(Dataset entries)
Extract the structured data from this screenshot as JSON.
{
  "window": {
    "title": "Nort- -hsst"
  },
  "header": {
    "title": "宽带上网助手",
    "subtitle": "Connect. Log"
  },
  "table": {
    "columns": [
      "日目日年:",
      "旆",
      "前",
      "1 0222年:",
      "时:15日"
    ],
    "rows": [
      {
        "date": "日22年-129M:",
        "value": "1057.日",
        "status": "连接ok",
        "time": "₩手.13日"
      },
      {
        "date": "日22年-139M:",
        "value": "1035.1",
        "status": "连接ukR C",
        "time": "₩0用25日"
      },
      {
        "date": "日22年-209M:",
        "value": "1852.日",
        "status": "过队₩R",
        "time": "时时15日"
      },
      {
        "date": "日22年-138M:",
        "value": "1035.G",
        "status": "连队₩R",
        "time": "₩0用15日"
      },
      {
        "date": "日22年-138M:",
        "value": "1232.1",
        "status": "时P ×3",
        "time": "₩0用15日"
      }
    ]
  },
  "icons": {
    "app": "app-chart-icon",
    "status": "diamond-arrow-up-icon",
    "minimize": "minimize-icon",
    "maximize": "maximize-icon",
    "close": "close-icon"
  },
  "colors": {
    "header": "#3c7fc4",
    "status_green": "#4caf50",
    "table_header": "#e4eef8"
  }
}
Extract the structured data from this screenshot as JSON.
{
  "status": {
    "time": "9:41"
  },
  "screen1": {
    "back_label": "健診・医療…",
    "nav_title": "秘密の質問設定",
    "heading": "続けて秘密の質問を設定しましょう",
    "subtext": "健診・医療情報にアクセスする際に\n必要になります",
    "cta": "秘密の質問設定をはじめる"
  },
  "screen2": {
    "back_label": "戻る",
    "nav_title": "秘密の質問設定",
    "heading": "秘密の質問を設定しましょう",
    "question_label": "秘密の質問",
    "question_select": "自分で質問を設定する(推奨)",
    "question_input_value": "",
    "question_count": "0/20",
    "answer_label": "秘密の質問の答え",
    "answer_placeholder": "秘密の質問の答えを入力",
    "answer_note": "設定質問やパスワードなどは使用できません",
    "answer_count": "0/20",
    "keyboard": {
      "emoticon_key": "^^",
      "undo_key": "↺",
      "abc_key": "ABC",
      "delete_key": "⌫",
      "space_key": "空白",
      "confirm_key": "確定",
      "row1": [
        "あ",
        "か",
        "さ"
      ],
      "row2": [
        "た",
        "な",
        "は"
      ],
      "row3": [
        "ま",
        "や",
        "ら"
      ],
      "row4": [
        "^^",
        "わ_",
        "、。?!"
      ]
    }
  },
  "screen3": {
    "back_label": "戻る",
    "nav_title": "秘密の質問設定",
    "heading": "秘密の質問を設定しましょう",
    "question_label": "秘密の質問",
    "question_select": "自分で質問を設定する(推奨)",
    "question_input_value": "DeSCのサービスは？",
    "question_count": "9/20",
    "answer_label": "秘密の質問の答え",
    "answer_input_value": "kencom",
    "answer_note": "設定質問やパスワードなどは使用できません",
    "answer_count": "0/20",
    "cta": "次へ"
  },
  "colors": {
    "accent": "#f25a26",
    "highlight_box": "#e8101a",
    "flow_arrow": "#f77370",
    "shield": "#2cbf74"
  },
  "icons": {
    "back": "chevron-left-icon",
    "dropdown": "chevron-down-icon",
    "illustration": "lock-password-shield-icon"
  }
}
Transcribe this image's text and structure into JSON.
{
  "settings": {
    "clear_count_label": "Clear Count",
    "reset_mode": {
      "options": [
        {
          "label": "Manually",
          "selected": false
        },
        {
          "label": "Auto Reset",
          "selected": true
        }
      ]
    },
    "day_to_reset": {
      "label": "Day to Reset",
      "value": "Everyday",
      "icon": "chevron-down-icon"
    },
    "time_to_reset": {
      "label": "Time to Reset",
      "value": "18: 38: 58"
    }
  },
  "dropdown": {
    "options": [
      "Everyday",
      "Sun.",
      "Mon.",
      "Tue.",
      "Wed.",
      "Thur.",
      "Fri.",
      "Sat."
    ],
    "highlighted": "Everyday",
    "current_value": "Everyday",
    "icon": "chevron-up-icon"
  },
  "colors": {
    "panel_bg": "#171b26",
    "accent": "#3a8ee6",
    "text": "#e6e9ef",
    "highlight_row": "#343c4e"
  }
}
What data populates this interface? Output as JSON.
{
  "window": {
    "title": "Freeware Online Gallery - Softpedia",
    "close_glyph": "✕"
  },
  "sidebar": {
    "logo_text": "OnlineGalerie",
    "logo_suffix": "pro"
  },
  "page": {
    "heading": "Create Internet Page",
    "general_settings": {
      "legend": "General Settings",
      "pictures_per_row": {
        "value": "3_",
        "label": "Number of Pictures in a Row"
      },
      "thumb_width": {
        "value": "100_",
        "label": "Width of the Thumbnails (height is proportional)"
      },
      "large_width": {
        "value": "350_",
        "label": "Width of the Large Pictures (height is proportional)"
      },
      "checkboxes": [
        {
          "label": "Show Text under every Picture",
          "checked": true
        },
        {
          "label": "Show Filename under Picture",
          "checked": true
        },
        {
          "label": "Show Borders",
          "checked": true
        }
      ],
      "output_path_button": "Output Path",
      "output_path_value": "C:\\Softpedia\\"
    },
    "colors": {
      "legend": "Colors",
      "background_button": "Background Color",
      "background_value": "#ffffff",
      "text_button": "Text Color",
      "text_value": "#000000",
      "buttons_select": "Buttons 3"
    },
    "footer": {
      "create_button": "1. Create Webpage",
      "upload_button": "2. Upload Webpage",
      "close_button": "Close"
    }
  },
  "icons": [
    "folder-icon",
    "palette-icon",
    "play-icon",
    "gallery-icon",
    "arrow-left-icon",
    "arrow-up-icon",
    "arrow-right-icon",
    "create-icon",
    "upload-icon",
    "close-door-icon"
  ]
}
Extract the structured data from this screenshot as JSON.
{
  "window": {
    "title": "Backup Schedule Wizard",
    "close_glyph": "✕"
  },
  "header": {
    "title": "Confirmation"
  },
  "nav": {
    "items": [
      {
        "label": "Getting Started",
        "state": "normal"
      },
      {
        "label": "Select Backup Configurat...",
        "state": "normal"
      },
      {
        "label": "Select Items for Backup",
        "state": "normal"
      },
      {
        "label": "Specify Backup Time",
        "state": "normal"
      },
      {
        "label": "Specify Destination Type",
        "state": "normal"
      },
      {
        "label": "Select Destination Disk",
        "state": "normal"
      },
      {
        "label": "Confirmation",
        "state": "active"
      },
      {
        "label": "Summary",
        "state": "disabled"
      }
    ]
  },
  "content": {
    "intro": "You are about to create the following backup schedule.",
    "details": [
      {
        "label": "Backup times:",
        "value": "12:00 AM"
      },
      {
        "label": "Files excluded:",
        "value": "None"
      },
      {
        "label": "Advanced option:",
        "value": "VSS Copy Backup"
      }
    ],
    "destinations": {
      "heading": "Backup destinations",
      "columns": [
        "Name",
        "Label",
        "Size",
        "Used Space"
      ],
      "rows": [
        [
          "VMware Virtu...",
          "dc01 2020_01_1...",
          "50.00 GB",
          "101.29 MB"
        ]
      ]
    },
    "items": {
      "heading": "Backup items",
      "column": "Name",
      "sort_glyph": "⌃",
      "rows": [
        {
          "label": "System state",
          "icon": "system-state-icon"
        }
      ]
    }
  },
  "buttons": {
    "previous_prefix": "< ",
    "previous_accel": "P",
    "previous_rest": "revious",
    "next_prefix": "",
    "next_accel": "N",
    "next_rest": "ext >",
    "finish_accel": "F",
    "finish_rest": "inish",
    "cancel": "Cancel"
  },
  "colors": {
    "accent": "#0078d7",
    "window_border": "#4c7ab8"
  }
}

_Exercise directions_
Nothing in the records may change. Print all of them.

_Solution for this task_
Extract the structured data from this screenshot as JSON.
{
  "window": {
    "title": "Nort- -hsst"
  },
  "header": {
    "title": "宽带上网助手",
    "subtitle": "Connect. Log"
  },
  "table": {
    "columns": [
      "日目日年:",
      "旆",
      "前",
      "1 0222年:",
      "时:15日"
    ],
    "rows": [
      {
        "date": "日22年-129M:",
        "value": "1057.日",
        "status": "连接ok",
        "time": "₩手.13日"
      },
      {
        "date": "日22年-139M:",
        "value": "1035.1",
        "status": "连接ukR C",
        "time": "₩0用25日"
      },
      {
        "date": "日22年-209M:",
        "value": "1852.日",
        "status": "过队₩R",
        "time": "时时15日"
      },
      {
        "date": "日22年-138M:",
        "value": "1035.G",
        "status": "连队₩R",
        "time": "₩0用15日"
      },
      {
        "date": "日22年-138M:",
        "value": "1232.1",
        "status": "时P ×3",
        "time": "₩0用15日"
      }
    ]
  },
  "icons": {
    "app": "app-chart-icon",
    "status": "diamond-arrow-up-icon",
    "minimize": "minimize-icon",
    "maximize": "maximize-icon",
    "close": "close-icon"
  },
  "colors": {
    "header": "#3c7fc4",
    "status_green": "#4caf50",
    "table_header": "#e4eef8"
  }
}
Extract the structured data from this screenshot as JSON.
{
  "status": {
    "time": "9:41"
  },
  "screen1": {
    "back_label": "健診・医療…",
    "nav_title": "秘密の質問設定",
    "heading": "続けて秘密の質問を設定しましょう",
    "subtext": "健診・医療情報にアクセスする際に\n必要になります",
    "cta": "秘密の質問設定をはじめる"
  },
  "screen2": {
    "back_label": "戻る",
    "nav_title": "秘密の質問設定",
    "heading": "秘密の質問を設定しましょう",
    "question_label": "秘密の質問",
    "question_select": "自分で質問を設定する(推奨)",
    "question_input_value": "",
    "question_count": "0/20",
    "answer_label": "秘密の質問の答え",
    "answer_placeholder": "秘密の質問の答えを入力",
    "answer_note": "設定質問やパスワードなどは使用できません",
    "answer_count": "0/20",
    "keyboard": {
      "emoticon_key": "^^",
      "undo_key": "↺",
      "abc_key": "ABC",
      "delete_key": "⌫",
      "space_key": "空白",
      "confirm_key": "確定",
      "row1": [
        "あ",
        "か",
        "さ"
      ],
      "row2": [
        "た",
        "な",
        "は"
      ],
      "row3": [
        "ま",
        "や",
        "ら"
      ],
      "row4": [
        "^^",
        "わ_",
        "、。?!"
      ]
    }
  },
  "screen3": {
    "back_label": "戻る",
    "nav_title": "秘密の質問設定",
    "heading": "秘密の質問を設定しましょう",
    "question_label": "秘密の質問",
    "question_select": "自分で質問を設定する(推奨)",
    "question_input_value": "DeSCのサービスは？",
    "question_count": "9/20",
    "answer_label": "秘密の質問の答え",
    "answer_input_value": "kencom",
    "answer_note": "設定質問やパスワードなどは使用できません",
    "answer_count": "0/20",
    "cta": "次へ"
  },
  "colors": {
    "accent": "#f25a26",
    "highlight_box": "#e8101a",
    "flow_arrow": "#f77370",
    "shield": "#2cbf74"
  },
  "icons": {
    "back": "chevron-left-icon",
    "dropdown": "chevron-down-icon",
    "illustration": "lock-password-shield-icon"
  }
}
Transcribe this image's text and structure into JSON.
{
  "settings": {
    "clear_count_label": "Clear Count",
    "reset_mode": {
      "options": [
        {
          "label": "Manually",
          "selected": false
        },
        {
          "label": "Auto Reset",
          "selected": true
        }
      ]
    },
    "day_to_reset": {
      "label": "Day to Reset",
      "value": "Everyday",
      "icon": "chevron-down-icon"
    },
    "time_to_reset": {
      "label": "Time to Reset",
      "value": "18: 38: 58"
    }
  },
  "dropdown": {
    "options": [
      "Everyday",
      "Sun.",
      "Mon.",
      "Tue.",
      "Wed.",
      "Thur.",
      "Fri.",
      "Sat."
    ],
    "highlighted": "Everyday",
    "current_value": "Everyday",
    "icon": "chevron-up-icon"
  },
  "colors": {
    "panel_bg": "#171b26",
    "accent": "#3a8ee6",
    "text": "#e6e9ef",
    "highlight_row": "#343c4e"
  }
}
What data populates this interface? Output as JSON.
{
  "window": {
    "title": "Freeware Online Gallery - Softpedia",
    "close_glyph": "✕"
  },
  "sidebar": {
    "logo_text": "OnlineGalerie",
    "logo_suffix": "pro"
  },
  "page": {
    "heading": "Create Internet Page",
    "general_settings": {
      "legend": "General Settings",
      "pictures_per_row": {
        "value": "3_",
        "label": "Number of Pictures in a Row"
      },
      "thumb_width": {
        "value": "100_",
        "label": "Width of the Thumbnails (height is proportional)"
      },
      "large_width": {
        "value": "350_",
        "label": "Width of the Large Pictures (height is proportional)"
      },
      "checkboxes": [
        {
          "label": "Show Text under every Picture",
          "checked": true
        },
        {
          "label": "Show Filename under Picture",
          "checked": true
        },
        {
          "label": "Show Borders",
          "checked": true
        }
      ],
      "output_path_button": "Output Path",
      "output_path_value": "C:\\Softpedia\\"
    },
    "colors": {
      "legend": "Colors",
      "background_button": "Background Color",
      "background_value": "#ffffff",
      "text_button": "Text Color",
      "text_value": "#000000",
      "buttons_select": "Buttons 3"
    },
    "footer": {
      "create_button": "1. Create Webpage",
      "upload_button": "2. Upload Webpage",
      "close_button": "Close"
    }
  },
  "icons": [
    "folder-icon",
    "palette-icon",
    "play-icon",
    "gallery-icon",
    "arrow-left-icon",
    "arrow-up-icon",
    "arrow-right-icon",
    "create-icon",
    "upload-icon",
    "close-door-icon"
  ]
}
Extract the structured data from this screenshot as JSON.
{
  "window": {
    "title": "Backup Schedule Wizard",
    "close_glyph": "✕"
  },
  "header": {
    "title": "Confirmation"
  },
  "nav": {
    "items": [
      {
        "label": "Getting Started",
        "state": "normal"
      },
      {
        "label": "Select Backup Configurat...",
        "state": "normal"
      },
      {
        "label": "Select Items for Backup",
        "state": "normal"
      },
      {
        "label": "Specify Backup Time",
        "state": "normal"
      },
      {
        "label": "Specify Destination Type",
        "state": "normal"
      },
      {
        "label": "Select Destination Disk",
        "state": "normal"
      },
      {
        "label": "Confirmation",
        "state": "active"
      },
      {
        "label": "Summary",
        "state": "disabled"
      }
    ]
  },
  "content": {
    "intro": "You are about to create the following backup schedule.",
    "details": [
      {
        "label": "Backup times:",
        "value": "12:00 AM"
      },
      {
        "label": "Files excluded:",
        "value": "None"
      },
      {
        "label": "Advanced option:",
        "value": "VSS Copy Backup"
      }
    ],
    "destinations": {
      "heading": "Backup destinations",
      "columns": [
        "Name",
        "Label",
        "Size",
        "Used Space"
      ],
      "rows": [
        [
          "VMware Virtu...",
          "dc01 2020_01_1...",
          "50.00 GB",
          "101.29 MB"
        ]
      ]
    },
    "items": {
      "heading": "Backup items",
      "column": "Name",
      "sort_glyph": "⌃",
      "rows": [
        {
          "label": "System state",
          "icon": "system-state-icon"
        }
      ]
    }
  },
  "buttons": {
    "previous_prefix": "< ",
    "previous_accel": "P",
    "previous_rest": "revious",
    "next_prefix": "",
    "next_accel": "N",
    "next_rest": "ext >",
    "finish_accel": "F",
    "finish_rest": "inish",
    "cancel": "Cancel"
  },
  "colors": {
    "accent": "#0078d7",
    "window_border": "#4c7ab8"
  }
}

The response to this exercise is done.